Fashionable Places out of Season (a little too much is just enough for me), Daniel Lang/Levitsky, 2011
Can you talk a little bit about what the idea of a “museum” means to you? Does it have a particular responsibility to “do” or “be” something to someone?

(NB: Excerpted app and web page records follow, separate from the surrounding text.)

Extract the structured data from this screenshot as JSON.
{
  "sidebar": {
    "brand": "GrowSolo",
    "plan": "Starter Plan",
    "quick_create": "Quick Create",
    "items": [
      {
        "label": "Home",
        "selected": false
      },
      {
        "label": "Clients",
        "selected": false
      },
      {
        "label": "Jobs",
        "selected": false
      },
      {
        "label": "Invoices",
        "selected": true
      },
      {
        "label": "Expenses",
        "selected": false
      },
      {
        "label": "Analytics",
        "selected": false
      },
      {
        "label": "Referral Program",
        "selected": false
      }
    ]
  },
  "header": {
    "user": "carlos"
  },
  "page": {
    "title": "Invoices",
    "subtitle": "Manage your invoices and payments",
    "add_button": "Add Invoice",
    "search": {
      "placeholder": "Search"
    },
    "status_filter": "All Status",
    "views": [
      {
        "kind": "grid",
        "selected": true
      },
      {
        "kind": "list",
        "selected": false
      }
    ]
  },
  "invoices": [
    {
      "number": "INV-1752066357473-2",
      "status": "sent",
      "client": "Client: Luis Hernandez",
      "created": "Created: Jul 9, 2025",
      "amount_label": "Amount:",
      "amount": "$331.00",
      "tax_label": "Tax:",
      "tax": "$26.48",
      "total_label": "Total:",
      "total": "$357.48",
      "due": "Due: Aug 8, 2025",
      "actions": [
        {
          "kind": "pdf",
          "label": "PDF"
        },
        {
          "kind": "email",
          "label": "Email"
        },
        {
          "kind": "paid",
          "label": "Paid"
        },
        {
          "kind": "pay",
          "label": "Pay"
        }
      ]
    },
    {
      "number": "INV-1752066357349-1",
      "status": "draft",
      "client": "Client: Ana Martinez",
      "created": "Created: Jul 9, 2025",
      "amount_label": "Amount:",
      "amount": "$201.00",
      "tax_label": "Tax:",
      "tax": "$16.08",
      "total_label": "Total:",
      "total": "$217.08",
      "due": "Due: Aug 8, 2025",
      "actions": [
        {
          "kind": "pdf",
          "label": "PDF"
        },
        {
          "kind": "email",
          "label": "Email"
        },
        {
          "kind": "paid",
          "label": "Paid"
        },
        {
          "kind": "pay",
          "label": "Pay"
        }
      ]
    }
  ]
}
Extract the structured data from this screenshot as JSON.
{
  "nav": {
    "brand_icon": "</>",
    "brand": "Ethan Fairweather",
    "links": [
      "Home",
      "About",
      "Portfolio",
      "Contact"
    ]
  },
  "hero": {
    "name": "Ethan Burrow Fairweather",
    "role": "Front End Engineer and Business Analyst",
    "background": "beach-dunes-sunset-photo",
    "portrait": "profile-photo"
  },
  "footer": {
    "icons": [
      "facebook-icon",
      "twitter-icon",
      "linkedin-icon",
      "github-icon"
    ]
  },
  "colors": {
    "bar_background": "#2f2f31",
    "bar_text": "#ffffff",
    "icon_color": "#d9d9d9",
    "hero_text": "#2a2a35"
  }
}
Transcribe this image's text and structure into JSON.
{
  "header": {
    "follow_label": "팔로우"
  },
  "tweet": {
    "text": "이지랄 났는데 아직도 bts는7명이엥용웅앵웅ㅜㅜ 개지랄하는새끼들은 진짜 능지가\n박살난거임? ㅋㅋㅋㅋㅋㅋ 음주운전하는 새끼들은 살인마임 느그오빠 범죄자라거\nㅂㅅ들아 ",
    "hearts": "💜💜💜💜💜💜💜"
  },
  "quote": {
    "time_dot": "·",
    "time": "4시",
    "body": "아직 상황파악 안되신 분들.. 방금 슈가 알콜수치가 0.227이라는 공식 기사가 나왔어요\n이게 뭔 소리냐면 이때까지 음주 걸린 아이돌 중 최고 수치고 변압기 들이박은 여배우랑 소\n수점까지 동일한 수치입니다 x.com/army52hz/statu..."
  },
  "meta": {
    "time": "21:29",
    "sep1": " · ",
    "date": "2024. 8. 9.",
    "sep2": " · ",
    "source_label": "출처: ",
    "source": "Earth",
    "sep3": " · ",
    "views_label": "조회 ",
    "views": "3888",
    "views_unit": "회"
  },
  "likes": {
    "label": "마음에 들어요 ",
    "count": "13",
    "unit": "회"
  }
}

A historical museum is a place that contextualizes the past in a way that is meaningful to the community viewing it, and opens up that history for examination. It presents questions, not answers. This is especially true in a queer context, as sexual and gender identities are unstable both cross-culturally and trans-historically. This is part of the reason we chose to use the word “queer” in our name, as it encompasses the vast array of non-heteronormative sexual orientations and gender identities, without imposing any specific ones upon the subjects of our exhibits. We see it as our duty to disturb the presumptive heterosexuality that is often imposed upon the past, but not to replace it with a monolithic presumption that all sexual and gender identities can be mapped onto the ones that we currently recognize in our society.
Consider a store, filled to the brink with consumables, one day decides that its inventories are collections, its merchandise is no longer for purchase, and instead it will practice as a museum. Everything else remains the same; visitors may browse, touch, and play, but they just can’t take things with them. What values change in that not so subtle shift between people, things, and the common space shared between them? Since 2003, Elsewhere Collaborative has been exploring the role that collaboration plays at the intersection of the store and museum through its living museum and international residency program set in a former thrift store in downtown Greensboro, North Carolina.
(Julian Rogers, Teenager Reading Salinger, 2012)
One measure of a museum’s institutional health is the degree to which it balances its competing interests. The one quality of all good museums, like any truly public space, is that nobody knows who exactly is in charge. In other words, good museums are museums where the attitudes of the curators, the trustees, public, are in a constant state of dynamic tension. There are certain museums where the curators are treated as infallible and the only measure of success is the opinion of a very narrow circle of specialized critics. In these cases, the museum usually fails to ever develop a substantial audience outside of the so-called “art world”. And there are other institutions where as soon as you are walking through the door you realize the trustees are wielding all the power. In some very bad examples, the museum’s galleries are not only very prominently named for donors, but a policy exists whereby the donor’s gifts of art works are actually retained in “their” galleries. The result is, of course, that the curators have little opportunity to install the collection in ways that might have a larger meaning. Finally, there are too many museums where the exhibition program is virtually determined by the marketing department. The goal is, of course, to attract the largest attendance, but the result is that most people just wind up seeing what they already know. A good museum needs curators, it needs leadership, and it needs the public. But we need to recognize that each of these constituents has different perspectives - perspectives that are at times complementary and at other times oppositional. Either way, the underlying structure of a museum has to somehow prevent any of its constituents from diluting or overcoming the other.